*Task description*. Each record that follows must be printed exactly as given.

Segment Start: Information provided

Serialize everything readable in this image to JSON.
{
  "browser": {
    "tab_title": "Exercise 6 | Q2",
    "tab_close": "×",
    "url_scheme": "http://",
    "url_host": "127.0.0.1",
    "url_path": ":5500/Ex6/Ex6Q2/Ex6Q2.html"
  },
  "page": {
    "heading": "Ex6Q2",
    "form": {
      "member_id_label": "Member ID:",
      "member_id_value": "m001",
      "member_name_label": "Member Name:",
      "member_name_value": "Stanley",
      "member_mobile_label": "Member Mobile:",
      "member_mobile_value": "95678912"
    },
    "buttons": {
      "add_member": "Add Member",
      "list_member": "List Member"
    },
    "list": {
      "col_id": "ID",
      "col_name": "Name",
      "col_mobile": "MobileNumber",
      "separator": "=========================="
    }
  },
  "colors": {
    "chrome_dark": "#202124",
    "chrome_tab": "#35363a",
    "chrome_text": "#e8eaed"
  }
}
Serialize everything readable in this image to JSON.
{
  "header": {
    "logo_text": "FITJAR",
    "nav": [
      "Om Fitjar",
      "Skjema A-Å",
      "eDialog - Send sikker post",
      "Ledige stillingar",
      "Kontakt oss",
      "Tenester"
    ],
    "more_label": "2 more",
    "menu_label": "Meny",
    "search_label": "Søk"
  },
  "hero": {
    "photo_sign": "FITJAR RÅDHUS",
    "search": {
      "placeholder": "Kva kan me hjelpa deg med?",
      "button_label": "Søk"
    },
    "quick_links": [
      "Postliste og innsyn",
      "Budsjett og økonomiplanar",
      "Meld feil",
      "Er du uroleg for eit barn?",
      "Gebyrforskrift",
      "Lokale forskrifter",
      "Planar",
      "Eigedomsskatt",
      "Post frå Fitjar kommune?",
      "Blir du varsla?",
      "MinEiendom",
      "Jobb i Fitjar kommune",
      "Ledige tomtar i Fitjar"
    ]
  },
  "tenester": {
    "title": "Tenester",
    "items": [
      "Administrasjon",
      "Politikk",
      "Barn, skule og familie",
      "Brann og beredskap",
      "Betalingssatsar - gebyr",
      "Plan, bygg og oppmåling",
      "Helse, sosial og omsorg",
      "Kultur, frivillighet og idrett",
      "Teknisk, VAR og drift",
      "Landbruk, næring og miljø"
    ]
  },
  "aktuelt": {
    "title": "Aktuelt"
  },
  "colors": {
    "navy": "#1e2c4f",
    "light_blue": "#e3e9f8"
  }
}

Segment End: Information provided

*Expected answer*.
Serialize everything readable in this image to JSON.
{
  "browser": {
    "tab_title": "Exercise 6 | Q2",
    "tab_close": "×",
    "url_scheme": "http://",
    "url_host": "127.0.0.1",
    "url_path": ":5500/Ex6/Ex6Q2/Ex6Q2.html"
  },
  "page": {
    "heading": "Ex6Q2",
    "form": {
      "member_id_label": "Member ID:",
      "member_id_value": "m001",
      "member_name_label": "Member Name:",
      "member_name_value": "Stanley",
      "member_mobile_label": "Member Mobile:",
      "member_mobile_value": "95678912"
    },
    "buttons": {
      "add_member": "Add Member",
      "list_member": "List Member"
    },
    "list": {
      "col_id": "ID",
      "col_name": "Name",
      "col_mobile": "MobileNumber",
      "separator": "=========================="
    }
  },
  "colors": {
    "chrome_dark": "#202124",
    "chrome_tab": "#35363a",
    "chrome_text": "#e8eaed"
  }
}
Serialize everything readable in this image to JSON.
{
  "header": {
    "logo_text": "FITJAR",
    "nav": [
      "Om Fitjar",
      "Skjema A-Å",
      "eDialog - Send sikker post",
      "Ledige stillingar",
      "Kontakt oss",
      "Tenester"
    ],
    "more_label": "2 more",
    "menu_label": "Meny",
    "search_label": "Søk"
  },
  "hero": {
    "photo_sign": "FITJAR RÅDHUS",
    "search": {
      "placeholder": "Kva kan me hjelpa deg med?",
      "button_label": "Søk"
    },
    "quick_links": [
      "Postliste og innsyn",
      "Budsjett og økonomiplanar",
      "Meld feil",
      "Er du uroleg for eit barn?",
      "Gebyrforskrift",
      "Lokale forskrifter",
      "Planar",
      "Eigedomsskatt",
      "Post frå Fitjar kommune?",
      "Blir du varsla?",
      "MinEiendom",
      "Jobb i Fitjar kommune",
      "Ledige tomtar i Fitjar"
    ]
  },
  "tenester": {
    "title": "Tenester",
    "items": [
      "Administrasjon",
      "Politikk",
      "Barn, skule og familie",
      "Brann og beredskap",
      "Betalingssatsar - gebyr",
      "Plan, bygg og oppmåling",
      "Helse, sosial og omsorg",
      "Kultur, frivillighet og idrett",
      "Teknisk, VAR og drift",
      "Landbruk, næring og miljø"
    ]
  },
  "aktuelt": {
    "title": "Aktuelt"
  },
  "colors": {
    "navy": "#1e2c4f",
    "light_blue": "#e3e9f8"
  }
}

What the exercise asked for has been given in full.